I know it’s been a while, but I just finished querying my first book. No, I did not get an agent this time around (fingers crossed for my next book!), but I learned tons of great tips along the way. And luckily for you, I’m going to share them in my next few blog posts!
These blog posts will focus on querying. But rather than discussing how to write a query or querying strategies, I wanted to focus on other smaller pieces of advice that seem to get overlooked.
For my first blog post, I’m sharing some general insights I gathered throughout the process. I hope it helps anyone and everyone in/about to dive into the query trenches!
General Querying Tips
- Pitch contests like #pitmad and #DVpit can be very helpful. However, if you get a whole slew of likes, it doesn’t guarantee that you’ll get agented. It *does* mean that your pitch is well-written and there’s interest in your overall concept (which is great!).
On the flip side, if you don’t get many likes, that’s fine too. Many concepts don’t do well in pitch form. Therefore, never forget that cold querying works and that #pitmad and #DVpit aren’t the only way to get an agent.
- Only query agents that you would absolutely accept an offer from. If you’re not sure you want to work with an agent, do not submit to them. It saves both of you time and mental energy.
- Don’t have a dream agent. If you have your hopes set on just one agent, you’re more likely to get disappointed. There are too many wonderful agents to get caught up on just one. (I spoke more on this topic in my previous blog post HERE)
- Check your spam folder!!! Several emails from agents ended up in my spam folder. I use gmail, so I thought I’d be safe… but nope! Agents have very odd-looking emails that even gmail will flag as spam from time to time. I decided to check mine on a weekly basis since my spam folder clears itself every month.
- Query Tracker is a blessing and a curse. I didn’t pay for the premium subscription, but I looked at “average response times” and the comments on agents. Try not to spend your whole day on that website (it only increases worrying and anxiety).
- Don’t always believe Query Tracker response times. Sometimes they’re very accurate and sometimes, they’re absolutely not (especially with no response = no agents). So try not to stress too much about timing.
- If the agent doesn’t typically respond, I considered my query a rejection after 2 months (I’ll have data to back this up with in my next post). If they responded after that, great! Otherwise, it helped me have my own mental guideline on when to stop holding out hope.
General Querying Tips (with a focus on Emotional Well-Being)

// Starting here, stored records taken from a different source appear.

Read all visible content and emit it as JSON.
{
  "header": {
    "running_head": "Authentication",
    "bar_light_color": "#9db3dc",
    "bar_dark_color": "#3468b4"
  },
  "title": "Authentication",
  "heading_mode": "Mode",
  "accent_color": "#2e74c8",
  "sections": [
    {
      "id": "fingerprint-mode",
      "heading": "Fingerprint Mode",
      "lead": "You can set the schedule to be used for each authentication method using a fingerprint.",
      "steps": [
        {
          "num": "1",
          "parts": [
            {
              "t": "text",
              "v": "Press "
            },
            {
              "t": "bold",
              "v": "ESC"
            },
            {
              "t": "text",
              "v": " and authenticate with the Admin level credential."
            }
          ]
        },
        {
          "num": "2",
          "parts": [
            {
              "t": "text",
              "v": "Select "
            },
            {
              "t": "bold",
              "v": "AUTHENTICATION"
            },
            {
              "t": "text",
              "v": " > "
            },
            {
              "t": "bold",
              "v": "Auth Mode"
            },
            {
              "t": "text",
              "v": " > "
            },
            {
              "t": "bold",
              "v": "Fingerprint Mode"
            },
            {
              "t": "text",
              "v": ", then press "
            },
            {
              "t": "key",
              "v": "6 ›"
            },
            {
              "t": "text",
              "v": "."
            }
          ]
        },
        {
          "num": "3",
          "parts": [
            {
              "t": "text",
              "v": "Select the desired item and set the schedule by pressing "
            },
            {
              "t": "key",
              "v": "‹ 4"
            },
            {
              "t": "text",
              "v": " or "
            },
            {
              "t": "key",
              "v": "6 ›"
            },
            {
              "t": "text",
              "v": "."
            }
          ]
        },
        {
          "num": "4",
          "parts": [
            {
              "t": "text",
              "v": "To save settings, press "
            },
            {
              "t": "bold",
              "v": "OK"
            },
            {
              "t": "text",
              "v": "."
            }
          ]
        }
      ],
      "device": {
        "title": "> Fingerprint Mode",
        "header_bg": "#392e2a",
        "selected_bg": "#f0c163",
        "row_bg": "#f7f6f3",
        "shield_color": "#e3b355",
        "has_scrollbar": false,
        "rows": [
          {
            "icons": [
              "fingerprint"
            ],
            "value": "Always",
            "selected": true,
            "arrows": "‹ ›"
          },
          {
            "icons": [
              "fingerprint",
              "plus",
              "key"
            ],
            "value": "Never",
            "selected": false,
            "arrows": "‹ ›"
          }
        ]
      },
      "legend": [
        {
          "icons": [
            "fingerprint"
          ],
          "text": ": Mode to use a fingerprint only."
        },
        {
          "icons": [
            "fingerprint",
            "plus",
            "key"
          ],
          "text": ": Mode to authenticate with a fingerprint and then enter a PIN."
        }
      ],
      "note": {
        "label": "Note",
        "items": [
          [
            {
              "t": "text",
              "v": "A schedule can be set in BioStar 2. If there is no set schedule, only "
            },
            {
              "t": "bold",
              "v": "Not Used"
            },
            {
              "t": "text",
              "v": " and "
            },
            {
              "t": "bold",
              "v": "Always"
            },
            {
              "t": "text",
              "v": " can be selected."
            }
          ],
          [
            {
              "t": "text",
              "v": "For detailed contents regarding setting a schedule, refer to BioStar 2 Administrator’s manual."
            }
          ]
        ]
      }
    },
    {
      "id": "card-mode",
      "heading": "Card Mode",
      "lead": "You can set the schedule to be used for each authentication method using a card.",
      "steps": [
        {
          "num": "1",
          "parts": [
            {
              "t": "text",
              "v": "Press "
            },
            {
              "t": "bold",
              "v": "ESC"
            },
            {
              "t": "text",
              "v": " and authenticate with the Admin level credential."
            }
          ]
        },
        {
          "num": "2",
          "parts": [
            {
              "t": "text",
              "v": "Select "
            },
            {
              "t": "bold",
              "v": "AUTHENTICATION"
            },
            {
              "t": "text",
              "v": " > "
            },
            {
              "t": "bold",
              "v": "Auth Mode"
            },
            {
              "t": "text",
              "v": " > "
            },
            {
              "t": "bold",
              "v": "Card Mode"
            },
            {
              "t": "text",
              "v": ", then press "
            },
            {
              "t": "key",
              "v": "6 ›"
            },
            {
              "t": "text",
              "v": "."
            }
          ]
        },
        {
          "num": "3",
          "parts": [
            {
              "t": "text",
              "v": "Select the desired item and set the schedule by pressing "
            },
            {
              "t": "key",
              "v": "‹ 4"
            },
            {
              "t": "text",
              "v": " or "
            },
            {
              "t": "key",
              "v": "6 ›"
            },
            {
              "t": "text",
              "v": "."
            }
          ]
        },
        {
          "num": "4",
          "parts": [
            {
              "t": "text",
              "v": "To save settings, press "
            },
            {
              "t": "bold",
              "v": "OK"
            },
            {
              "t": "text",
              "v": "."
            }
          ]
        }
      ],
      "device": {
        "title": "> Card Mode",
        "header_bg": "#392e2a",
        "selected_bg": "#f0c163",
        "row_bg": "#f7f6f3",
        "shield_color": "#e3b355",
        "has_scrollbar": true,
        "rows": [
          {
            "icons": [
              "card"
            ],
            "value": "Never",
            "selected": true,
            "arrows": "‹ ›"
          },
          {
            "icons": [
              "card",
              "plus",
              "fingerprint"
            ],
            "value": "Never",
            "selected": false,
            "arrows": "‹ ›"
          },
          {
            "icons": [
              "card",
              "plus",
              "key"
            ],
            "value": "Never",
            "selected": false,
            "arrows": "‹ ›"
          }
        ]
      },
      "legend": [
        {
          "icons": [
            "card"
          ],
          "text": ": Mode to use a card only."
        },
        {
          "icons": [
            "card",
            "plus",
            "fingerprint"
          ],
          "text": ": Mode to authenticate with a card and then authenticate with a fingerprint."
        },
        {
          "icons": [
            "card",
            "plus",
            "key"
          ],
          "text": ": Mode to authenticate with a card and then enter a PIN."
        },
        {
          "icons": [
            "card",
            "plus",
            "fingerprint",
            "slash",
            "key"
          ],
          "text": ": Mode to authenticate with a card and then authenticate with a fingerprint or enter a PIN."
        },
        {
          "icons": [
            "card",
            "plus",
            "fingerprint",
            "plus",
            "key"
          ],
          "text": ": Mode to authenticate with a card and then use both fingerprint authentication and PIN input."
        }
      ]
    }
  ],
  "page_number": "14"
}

- Don’t self-reject!!! Never say you’re not good enough to query a great agent. Never count yourself out on someone who may not be looking for “exactly” what you have. They may surprise you, especially if their wish lists are vague.
I was surprised by several agents who asked for my full since I originally didn’t think they’d be interested.

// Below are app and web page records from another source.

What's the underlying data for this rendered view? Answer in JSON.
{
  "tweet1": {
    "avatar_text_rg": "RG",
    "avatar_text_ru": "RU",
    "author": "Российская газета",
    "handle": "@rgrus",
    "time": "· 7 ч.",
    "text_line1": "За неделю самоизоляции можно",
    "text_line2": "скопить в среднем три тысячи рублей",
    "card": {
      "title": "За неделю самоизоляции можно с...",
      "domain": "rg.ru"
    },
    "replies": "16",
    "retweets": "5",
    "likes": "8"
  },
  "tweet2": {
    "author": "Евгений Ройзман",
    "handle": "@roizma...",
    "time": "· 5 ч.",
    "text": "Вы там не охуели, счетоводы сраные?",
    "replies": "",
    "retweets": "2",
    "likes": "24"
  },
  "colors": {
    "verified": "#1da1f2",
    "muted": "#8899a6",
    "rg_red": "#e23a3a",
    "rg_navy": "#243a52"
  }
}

That being said, make sure they’re accepting your age range and genre. That’s normal research.
- There is always a factor of luck during querying. Being a talented writer or having a great idea can only get you so far. Luck and good timing will take you the rest of the way. So don’t give up (and make sure you read the next section of this blog post!)
- There will be a period of time where you will think your book sucks because of the number of rejections you’ll receive. I’ve heard a request rate of 20% is really great but even if you hit that rate you’re still hearing “no” 80% of the time. This *does* wear on you.
Surround yourself with people who can lift you up and reassure you that your book isn’t crap and that you’re not crap. And have this discussion *Privately*. You should not talk about your querying woes publicly on social media. Agents can see it and it doesn’t reflect well on you.
The Number One Piece of Advice While Querying:
While you’re querying WORK ON YOUR NEXT PROJECT. I cannot bold and underline that statement enough.
If this book you’re currently querying doesn’t end up being “the one”, wouldn’t it be awesome to have the next one almost ready to query when you finish querying your current project? You can’t control the luck you have while querying but you can control your writing. The only true commonality between every author’s successful querying experience is… none of them gave up.
And in case you’re an eternal optimist like me (and you want to view writing your next book in a more positive light), I’ve heard of multiple authors that had to pitch a second book concept after they got agented. This was for for a 2 book deal which they LANDED. How cool is that?
Bottom line, go and write your next book!!!
More Query Tips to Come!
Keep an eye out in the coming weeks for a few more blog posts on querying. They’ll be focusing on:
- Response time averages and a look into my request/rejection numbers… with graphs! (because I’m a nerd and spreadsheets are my jam)
- Tips to keep everything organized while you’re querying
Have a great day!